Like puppet, chef is a configuration management tool built in ruby. It includes a handy management tool knife that can be used to propagate changes across all chef clients, modify node, role and environment settings as well as some other useful things. Chef server is pretty robust and all in all once you get the hang of it a great tool to work with, but on the downside it is somewhat resource intensive. It lot more heavyweight than saltstack which uses zeromq instead of the arguably bloated rabbitmq included and installed when configuring chef-server.
The docs call for 4GB of RAM, and 4 CPU cores.
Get Chef RPMs
You can download the latest rpm by visiting the getchef homepage. The latest version at the time of this writing is 12.0.0_rc.4-1, but since this version is a release candidate, we’ll go with the latest open source version of 11 which can be found on this chef download page.
Current link to latest open source version of 11 is:
# chef server
# chef client
I prefer installing chef and managing the package via RPM, but it’s also available as a ruby gem, or opscode (chef’s creator) also provides an install script that can be used.
curl -L https://www.opscode.com/chef/install.sh | bash
Installing and Configuring Chef Server
Now that we’ve got the packages in one way or another, lets install the chef-server rpm.
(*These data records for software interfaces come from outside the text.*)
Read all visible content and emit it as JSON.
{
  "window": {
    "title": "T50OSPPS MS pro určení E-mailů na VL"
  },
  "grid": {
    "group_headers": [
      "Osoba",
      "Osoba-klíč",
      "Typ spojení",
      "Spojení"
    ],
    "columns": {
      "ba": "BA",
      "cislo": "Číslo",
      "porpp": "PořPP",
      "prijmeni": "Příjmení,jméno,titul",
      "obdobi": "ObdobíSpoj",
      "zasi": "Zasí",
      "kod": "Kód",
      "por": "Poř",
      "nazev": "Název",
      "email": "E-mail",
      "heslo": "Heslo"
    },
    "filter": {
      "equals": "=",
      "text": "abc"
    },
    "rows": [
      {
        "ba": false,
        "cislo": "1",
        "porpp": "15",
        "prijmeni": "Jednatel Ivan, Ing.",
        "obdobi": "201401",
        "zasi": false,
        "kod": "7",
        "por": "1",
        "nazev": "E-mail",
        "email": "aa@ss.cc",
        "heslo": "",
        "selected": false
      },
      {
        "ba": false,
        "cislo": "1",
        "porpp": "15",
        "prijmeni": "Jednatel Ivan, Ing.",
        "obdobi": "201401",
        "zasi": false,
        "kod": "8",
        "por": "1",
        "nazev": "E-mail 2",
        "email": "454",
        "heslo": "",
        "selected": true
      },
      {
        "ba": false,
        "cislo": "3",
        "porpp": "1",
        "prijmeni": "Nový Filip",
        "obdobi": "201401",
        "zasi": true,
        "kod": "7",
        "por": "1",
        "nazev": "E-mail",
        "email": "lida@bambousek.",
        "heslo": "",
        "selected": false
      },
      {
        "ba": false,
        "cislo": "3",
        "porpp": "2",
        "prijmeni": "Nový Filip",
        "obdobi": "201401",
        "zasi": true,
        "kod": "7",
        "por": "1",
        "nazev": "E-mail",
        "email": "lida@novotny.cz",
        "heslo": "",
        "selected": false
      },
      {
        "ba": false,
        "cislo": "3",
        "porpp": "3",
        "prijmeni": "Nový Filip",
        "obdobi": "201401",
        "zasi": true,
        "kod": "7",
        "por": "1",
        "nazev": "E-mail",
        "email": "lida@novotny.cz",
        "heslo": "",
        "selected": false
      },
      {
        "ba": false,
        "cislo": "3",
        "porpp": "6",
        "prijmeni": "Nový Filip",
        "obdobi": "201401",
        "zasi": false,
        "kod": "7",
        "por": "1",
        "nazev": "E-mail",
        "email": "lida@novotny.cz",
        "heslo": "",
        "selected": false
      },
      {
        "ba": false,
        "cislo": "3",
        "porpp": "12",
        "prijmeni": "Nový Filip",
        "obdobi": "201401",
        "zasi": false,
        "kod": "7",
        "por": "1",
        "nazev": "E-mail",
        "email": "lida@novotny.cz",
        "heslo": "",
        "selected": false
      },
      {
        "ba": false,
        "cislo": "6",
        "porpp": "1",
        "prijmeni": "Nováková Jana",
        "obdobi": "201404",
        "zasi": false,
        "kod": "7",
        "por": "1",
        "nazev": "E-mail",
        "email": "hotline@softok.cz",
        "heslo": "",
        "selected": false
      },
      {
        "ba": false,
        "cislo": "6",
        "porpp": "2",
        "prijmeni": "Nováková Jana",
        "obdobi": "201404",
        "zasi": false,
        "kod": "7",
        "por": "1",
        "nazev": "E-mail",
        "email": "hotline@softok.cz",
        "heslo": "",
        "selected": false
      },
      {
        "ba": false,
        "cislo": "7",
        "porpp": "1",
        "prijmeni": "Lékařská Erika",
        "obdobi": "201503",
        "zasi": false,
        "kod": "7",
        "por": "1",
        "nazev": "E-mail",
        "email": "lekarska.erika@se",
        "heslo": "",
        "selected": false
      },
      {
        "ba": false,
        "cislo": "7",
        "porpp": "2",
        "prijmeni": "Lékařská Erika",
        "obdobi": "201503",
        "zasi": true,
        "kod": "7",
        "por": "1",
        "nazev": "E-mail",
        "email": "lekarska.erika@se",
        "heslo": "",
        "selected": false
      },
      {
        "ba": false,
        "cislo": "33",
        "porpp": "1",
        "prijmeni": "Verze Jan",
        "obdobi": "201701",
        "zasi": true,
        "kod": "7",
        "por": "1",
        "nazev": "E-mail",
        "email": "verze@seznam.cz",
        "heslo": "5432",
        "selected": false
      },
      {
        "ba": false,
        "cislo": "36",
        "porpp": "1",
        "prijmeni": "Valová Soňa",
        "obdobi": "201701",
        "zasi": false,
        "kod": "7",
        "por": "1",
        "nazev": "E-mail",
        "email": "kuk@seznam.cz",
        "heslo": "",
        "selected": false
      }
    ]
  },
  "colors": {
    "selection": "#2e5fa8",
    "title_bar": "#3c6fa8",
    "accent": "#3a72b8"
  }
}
You can either put it in a yum repo that you host and use yum install or, just install the rpm directly with rpm -Uvh.
rpm -Uvh chef-server-11.1.5-1.el6.x86_64.rpm
This package installs all chef libraries and related utilities along with its own ruby install under /opt/chef-server as to not conflict with/depend on your system ruby.
Once installed, we can configure it by using chef-server-ctl.
When running this on the initial setup, you will see it perform the following operations, mostly installed under /var/opt/chef.
- create system user chef_server
- install and configure postgres
- install and configure rabbitmq
- install and configure nginx
- set selinux contexts
Note, these aren’t typical RPMs it’s installing for postgres, nginx, etc., the omnibus RPM ensure all packages are isolated under chef-server as to not conflict with system packages/services. You cannot control them with a typical /etc/init.d/ script, and must be managed using chef-server-ctl.
Once this completes, test that it’s setup properly.
Install and configure chef-client
Now that the server is setup and running, lets configure a chef client. This can be done on any node that can talk to the chef-server instance we setup, or on the chef-server node itself. For this demo, we’ll just install things on the same machine.
rpm -Uvh chef-11.16.2-1.el6.x86_64.rpm
If setting up on a different node than the server, you will want to copy a the certs generated earlier when setting up chef-server /etc/chef-server/admin.pem and /etc/chef-server/chef-validator.pem.
We want to configure the client using knife.
knife configure --initial
If run as root on the chef-server, it should generate a knife.rb under
We can see the user we created, and the authenticated clients using the knife command now.
Since we haven’t yet setup any nodes or roles, they will return blank, and environments will only show the default environment named _default.
Next, we’ll add a node to chef.